**What is expected:** What is needed is a copy of each line in the listing that contains "배송대행지".

**Information supplied:**
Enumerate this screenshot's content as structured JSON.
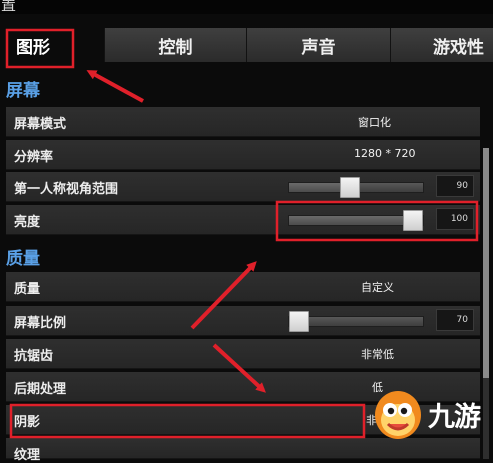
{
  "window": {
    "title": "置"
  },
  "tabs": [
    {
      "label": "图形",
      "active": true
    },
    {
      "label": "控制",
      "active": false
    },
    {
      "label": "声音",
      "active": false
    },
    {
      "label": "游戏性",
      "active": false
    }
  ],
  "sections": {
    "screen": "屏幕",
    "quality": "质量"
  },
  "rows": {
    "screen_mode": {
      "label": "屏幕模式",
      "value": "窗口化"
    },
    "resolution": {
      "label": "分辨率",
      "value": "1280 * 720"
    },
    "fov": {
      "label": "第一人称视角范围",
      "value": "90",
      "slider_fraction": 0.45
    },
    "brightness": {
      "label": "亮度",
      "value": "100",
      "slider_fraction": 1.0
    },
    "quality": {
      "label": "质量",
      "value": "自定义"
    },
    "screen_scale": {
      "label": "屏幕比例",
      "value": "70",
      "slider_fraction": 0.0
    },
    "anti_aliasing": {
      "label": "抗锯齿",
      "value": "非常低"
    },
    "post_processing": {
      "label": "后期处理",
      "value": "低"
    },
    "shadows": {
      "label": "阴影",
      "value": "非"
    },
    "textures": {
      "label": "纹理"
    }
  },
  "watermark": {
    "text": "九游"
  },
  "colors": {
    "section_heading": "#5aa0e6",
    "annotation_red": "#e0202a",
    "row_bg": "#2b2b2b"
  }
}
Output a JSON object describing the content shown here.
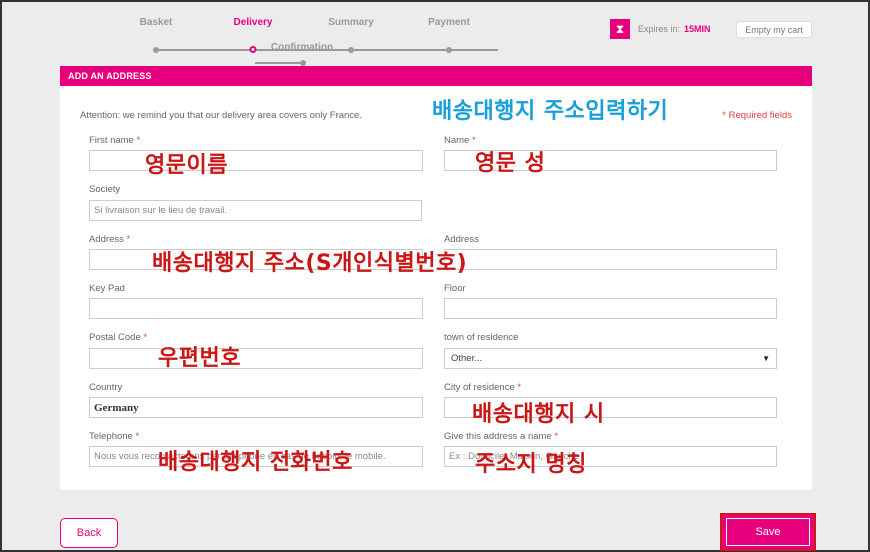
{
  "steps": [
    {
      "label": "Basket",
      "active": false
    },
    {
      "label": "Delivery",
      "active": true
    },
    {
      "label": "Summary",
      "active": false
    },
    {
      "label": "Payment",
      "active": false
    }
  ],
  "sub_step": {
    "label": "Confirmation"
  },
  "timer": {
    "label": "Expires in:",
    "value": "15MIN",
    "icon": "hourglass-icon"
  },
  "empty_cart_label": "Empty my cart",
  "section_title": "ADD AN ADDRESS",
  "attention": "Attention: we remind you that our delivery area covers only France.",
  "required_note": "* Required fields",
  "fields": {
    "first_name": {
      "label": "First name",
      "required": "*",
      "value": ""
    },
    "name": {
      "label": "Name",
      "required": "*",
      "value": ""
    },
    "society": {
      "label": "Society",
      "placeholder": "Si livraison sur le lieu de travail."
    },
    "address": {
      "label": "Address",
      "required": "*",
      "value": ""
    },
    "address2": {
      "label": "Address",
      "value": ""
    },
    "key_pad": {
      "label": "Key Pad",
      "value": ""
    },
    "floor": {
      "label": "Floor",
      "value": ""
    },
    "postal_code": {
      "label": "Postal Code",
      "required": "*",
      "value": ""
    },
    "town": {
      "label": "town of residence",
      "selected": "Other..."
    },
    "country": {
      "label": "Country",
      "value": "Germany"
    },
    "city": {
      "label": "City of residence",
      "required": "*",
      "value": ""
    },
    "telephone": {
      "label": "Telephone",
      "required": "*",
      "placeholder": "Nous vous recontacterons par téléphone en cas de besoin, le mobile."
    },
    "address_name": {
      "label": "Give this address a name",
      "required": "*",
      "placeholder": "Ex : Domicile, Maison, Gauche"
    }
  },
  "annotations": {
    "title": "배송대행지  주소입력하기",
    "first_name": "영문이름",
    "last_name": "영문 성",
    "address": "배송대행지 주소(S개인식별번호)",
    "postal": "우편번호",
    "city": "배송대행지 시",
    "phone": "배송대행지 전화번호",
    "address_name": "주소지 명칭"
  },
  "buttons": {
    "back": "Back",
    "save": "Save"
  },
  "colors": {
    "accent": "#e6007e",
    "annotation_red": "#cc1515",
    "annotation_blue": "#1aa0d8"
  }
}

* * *

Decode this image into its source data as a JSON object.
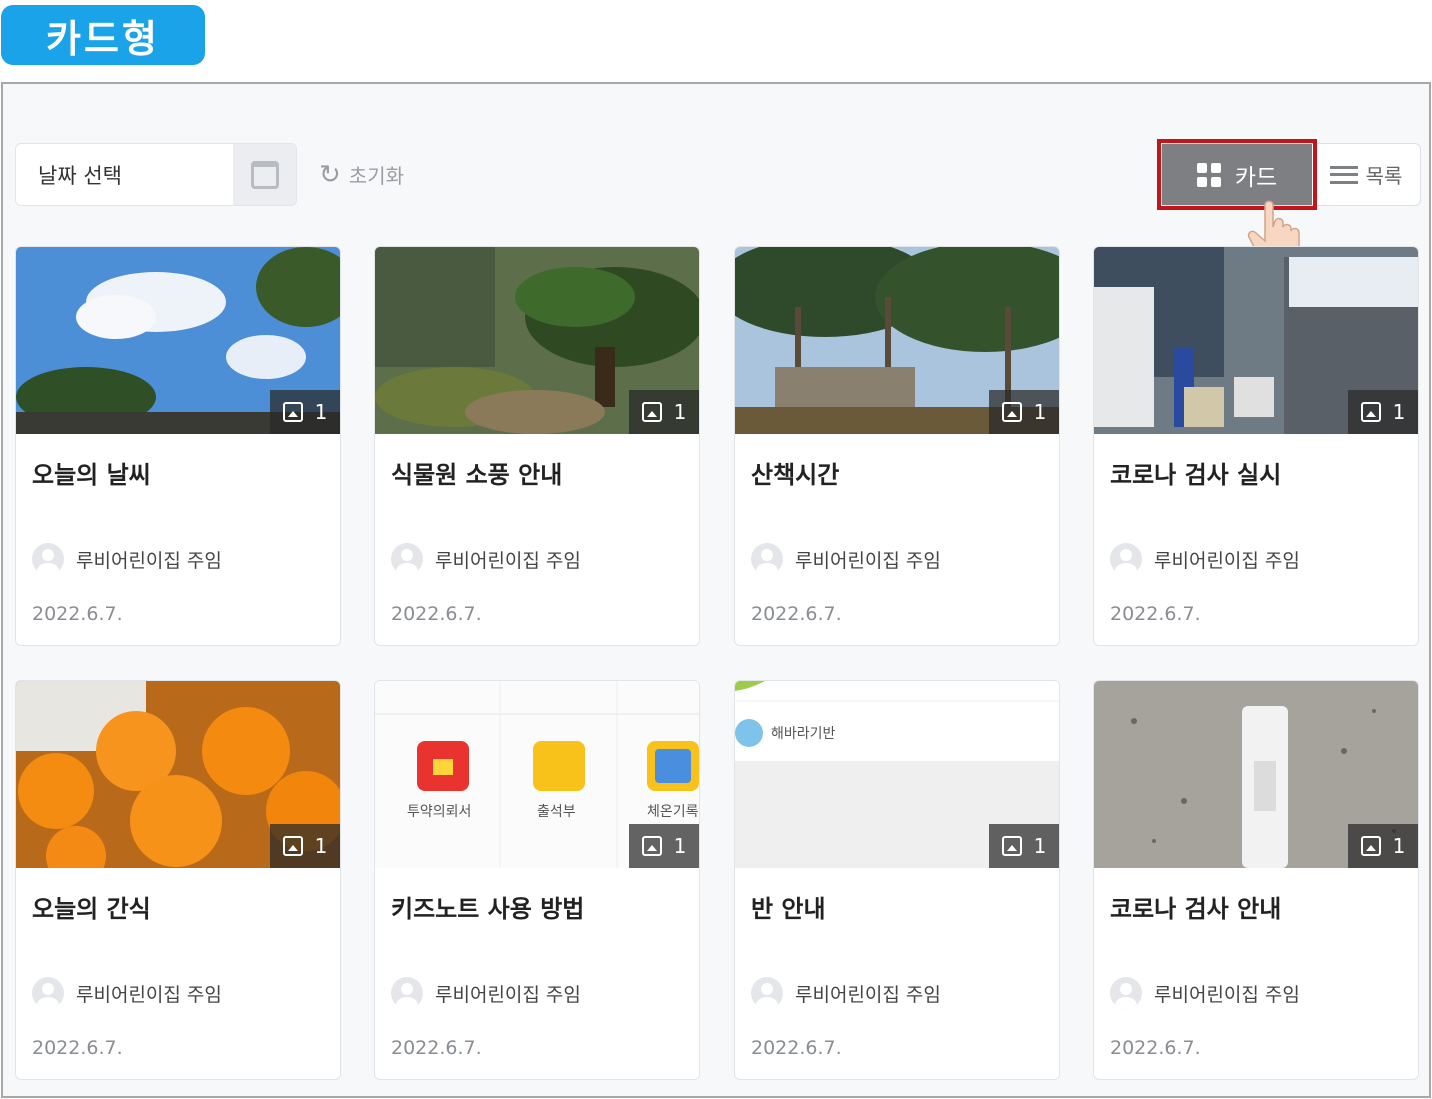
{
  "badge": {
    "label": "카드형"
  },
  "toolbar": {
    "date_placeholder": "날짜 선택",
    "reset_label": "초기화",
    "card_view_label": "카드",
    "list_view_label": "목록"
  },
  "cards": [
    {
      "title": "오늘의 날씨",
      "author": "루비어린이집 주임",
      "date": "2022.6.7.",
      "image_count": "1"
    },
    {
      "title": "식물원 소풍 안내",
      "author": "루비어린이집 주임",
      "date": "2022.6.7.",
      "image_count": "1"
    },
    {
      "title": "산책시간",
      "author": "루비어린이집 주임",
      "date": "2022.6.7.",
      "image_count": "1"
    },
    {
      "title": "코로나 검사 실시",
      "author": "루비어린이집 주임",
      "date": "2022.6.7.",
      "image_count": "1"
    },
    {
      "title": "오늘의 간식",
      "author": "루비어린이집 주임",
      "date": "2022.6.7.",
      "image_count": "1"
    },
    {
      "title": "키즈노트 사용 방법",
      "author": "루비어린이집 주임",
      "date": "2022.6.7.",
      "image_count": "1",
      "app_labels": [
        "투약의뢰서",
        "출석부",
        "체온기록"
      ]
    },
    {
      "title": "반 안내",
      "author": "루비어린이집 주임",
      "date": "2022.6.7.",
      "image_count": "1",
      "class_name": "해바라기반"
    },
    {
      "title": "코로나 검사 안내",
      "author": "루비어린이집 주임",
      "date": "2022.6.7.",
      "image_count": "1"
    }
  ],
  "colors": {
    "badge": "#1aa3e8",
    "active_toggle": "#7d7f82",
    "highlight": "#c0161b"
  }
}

**Written solution:**
    "title": "배송대행지  주소입력하기",
    "address": "배송대행지 주소(S개인식별번호)",
    "city": "배송대행지 시",
    "phone": "배송대행지 전화번호",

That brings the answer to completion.